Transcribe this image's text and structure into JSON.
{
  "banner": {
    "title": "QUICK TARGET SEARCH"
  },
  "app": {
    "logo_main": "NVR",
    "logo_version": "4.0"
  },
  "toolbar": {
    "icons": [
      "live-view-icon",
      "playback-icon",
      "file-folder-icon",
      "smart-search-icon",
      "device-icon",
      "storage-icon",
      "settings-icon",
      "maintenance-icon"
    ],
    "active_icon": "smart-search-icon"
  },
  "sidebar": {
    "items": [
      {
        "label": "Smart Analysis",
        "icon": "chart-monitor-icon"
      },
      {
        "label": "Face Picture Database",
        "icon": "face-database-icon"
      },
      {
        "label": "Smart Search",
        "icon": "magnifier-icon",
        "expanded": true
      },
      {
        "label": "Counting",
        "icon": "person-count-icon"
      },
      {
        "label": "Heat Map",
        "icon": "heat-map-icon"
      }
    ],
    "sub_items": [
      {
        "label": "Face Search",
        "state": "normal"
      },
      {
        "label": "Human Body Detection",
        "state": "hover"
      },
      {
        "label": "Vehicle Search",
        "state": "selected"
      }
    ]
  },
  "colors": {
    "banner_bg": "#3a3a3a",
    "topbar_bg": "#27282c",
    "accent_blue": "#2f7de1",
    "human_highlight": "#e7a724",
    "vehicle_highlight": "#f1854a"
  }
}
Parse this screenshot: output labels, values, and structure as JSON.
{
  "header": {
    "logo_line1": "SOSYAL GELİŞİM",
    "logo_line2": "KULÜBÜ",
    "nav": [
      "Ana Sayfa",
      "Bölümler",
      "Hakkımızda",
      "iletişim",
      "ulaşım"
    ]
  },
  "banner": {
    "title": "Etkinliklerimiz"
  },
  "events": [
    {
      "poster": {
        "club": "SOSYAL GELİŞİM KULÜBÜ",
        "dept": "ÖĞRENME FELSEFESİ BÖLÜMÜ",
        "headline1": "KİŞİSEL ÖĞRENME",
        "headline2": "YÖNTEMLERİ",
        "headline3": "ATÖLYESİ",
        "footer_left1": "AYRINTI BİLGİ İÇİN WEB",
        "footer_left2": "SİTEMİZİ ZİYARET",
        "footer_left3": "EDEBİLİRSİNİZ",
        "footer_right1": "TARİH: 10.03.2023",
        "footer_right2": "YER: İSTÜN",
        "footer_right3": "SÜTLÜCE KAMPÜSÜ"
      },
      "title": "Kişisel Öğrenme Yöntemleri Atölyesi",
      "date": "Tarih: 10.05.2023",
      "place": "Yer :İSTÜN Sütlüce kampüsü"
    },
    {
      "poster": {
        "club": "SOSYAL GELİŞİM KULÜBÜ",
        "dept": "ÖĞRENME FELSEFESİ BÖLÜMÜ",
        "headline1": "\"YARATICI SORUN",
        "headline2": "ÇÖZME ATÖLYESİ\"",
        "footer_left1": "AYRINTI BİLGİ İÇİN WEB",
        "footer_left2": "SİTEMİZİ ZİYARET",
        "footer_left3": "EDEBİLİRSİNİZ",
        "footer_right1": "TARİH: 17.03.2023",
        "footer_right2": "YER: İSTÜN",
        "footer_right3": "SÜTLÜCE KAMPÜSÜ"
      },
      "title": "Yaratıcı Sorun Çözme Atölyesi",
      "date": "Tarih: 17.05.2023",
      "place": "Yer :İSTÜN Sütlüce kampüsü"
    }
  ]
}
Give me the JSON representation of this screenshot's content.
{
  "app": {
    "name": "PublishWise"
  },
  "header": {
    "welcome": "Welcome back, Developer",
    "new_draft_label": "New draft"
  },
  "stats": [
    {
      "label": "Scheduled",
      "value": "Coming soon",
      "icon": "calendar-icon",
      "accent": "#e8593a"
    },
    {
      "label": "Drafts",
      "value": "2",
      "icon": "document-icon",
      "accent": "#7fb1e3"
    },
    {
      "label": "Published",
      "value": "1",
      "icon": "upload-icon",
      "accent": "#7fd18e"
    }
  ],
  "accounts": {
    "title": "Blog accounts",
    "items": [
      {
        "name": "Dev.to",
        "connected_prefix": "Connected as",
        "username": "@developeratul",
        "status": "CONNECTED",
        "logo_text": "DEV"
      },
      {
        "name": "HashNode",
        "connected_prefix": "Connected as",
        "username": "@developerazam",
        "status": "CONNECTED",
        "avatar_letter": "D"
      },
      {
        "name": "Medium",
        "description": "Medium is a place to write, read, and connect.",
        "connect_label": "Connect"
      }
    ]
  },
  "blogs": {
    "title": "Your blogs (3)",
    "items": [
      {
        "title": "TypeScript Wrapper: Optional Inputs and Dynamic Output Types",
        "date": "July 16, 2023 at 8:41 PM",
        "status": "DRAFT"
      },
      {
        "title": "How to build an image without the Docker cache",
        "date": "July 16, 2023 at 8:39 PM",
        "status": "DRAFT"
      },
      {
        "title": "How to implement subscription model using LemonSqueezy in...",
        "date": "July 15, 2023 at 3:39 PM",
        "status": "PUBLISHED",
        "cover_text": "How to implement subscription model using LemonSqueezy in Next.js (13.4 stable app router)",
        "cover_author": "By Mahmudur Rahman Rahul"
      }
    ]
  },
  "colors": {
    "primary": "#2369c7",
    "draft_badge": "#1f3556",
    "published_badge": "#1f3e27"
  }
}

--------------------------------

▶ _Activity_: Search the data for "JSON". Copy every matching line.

▶ _Exercise solution_:
Transcribe this image's text and structure into JSON.
Parse this screenshot: output labels, values, and structure as JSON.
Give me the JSON representation of this screenshot's content.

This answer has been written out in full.